Speak louder. Speak slower. Pay attention to that muscle, the diaphragm (see above). The more you pay attention to speaking from the diaphragm, the more likely the listener will be able to focus on the meaning of the information.
Speaking from the diaphragm allows the spoken sound to carry through to the end of the sentence. This is important since the new and important information of a sentence is at the end of a sentence. The listener needs to hear this information for processing the information with little or minimal effort.
Listen to the difference
Speakers speak either from the throat, the upper chest, or the diaphragm. Public speakers are often trained to speak from the diaphragm so that their message can be heard. Speaking from the diaphragm helps presenters speak more loudly and more slowly.

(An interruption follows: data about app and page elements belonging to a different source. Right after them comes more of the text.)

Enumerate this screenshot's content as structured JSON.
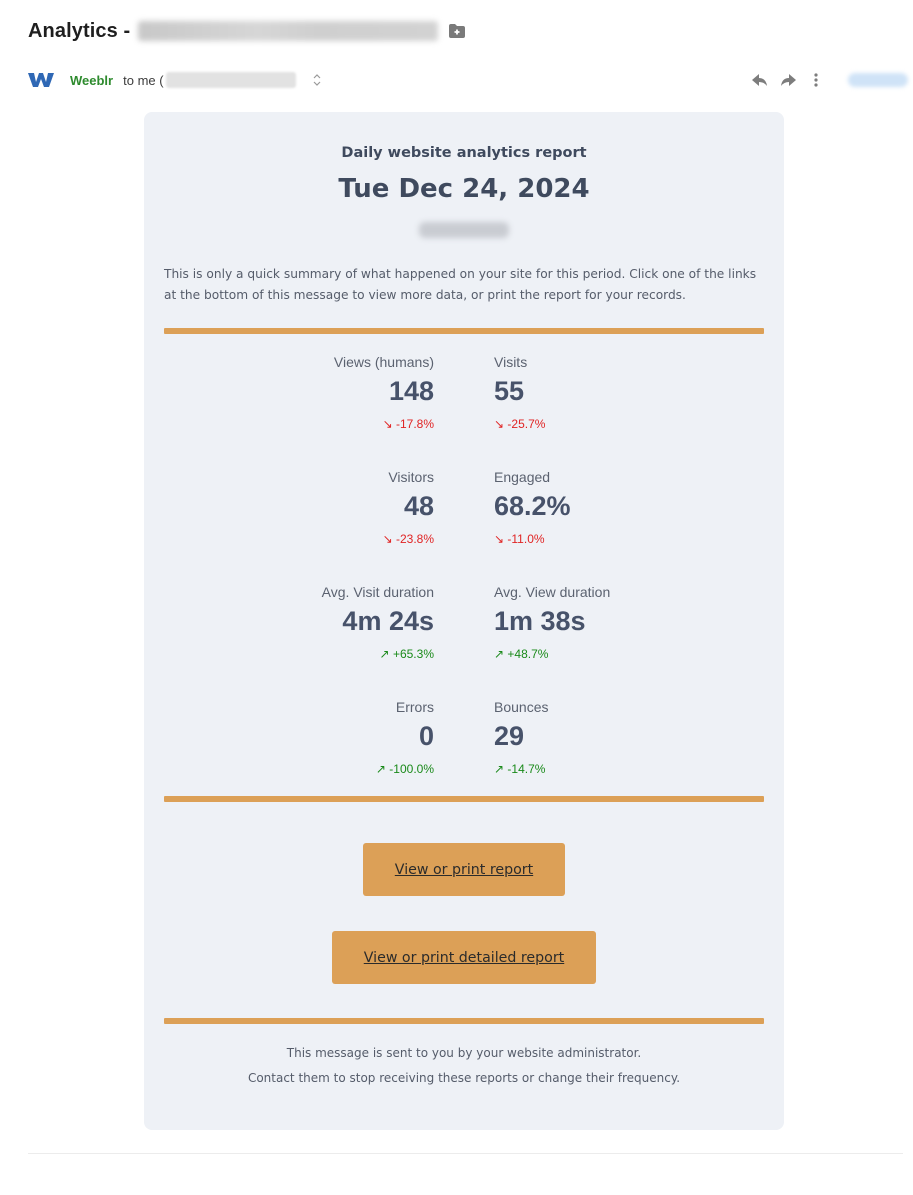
{
  "email": {
    "subject_prefix": "Analytics -",
    "sender": {
      "name": "Weeblr",
      "to_label": "to me ("
    },
    "actions": [
      "reply",
      "forward",
      "more"
    ]
  },
  "report": {
    "heading": "Daily website analytics report",
    "date": "Tue Dec 24, 2024",
    "intro": "This is only a quick summary of what happened on your site for this period. Click one of the links at the bottom of this message to view more data, or print the report for your records.",
    "metrics": [
      {
        "label": "Views (humans)",
        "value": "148",
        "change": "-17.8%",
        "trend": "down",
        "arrow": "↘"
      },
      {
        "label": "Visits",
        "value": "55",
        "change": "-25.7%",
        "trend": "down",
        "arrow": "↘"
      },
      {
        "label": "Visitors",
        "value": "48",
        "change": "-23.8%",
        "trend": "down",
        "arrow": "↘"
      },
      {
        "label": "Engaged",
        "value": "68.2%",
        "change": "-11.0%",
        "trend": "down",
        "arrow": "↘"
      },
      {
        "label": "Avg. Visit duration",
        "value": "4m 24s",
        "change": "+65.3%",
        "trend": "up",
        "arrow": "↗"
      },
      {
        "label": "Avg. View duration",
        "value": "1m 38s",
        "change": "+48.7%",
        "trend": "up",
        "arrow": "↗"
      },
      {
        "label": "Errors",
        "value": "0",
        "change": "-100.0%",
        "trend": "up",
        "arrow": "↗"
      },
      {
        "label": "Bounces",
        "value": "29",
        "change": "-14.7%",
        "trend": "up",
        "arrow": "↗"
      }
    ],
    "buttons": {
      "view_report": "View or print report",
      "view_detailed_report": "View or print detailed report"
    },
    "footer": {
      "line1": "This message is sent to you by your website administrator.",
      "line2": "Contact them to stop receiving these reports or change their frequency."
    }
  },
  "colors": {
    "accent": "#dca057",
    "card_bg": "#eef1f6",
    "negative": "#e02424",
    "positive": "#1a8a1a",
    "sender": "#2e8b2e"
  }
}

Listen to the short recordings below. Do you notice any differences?
Speaking from the throat
Speaking from the upper chest
Speaking from the diaphragm
Develop awareness of where you are speaking from
As you are speaking, pay attention to where you are speaking from. Is the sound—the tension of where the sound is being produced—from the throat, upper chest, or diaphragm? If it is from the diaphragm, do you have more air, more power, to carry the sound more clearly to the end of the sentence? Are you louder? Slower? Clearer?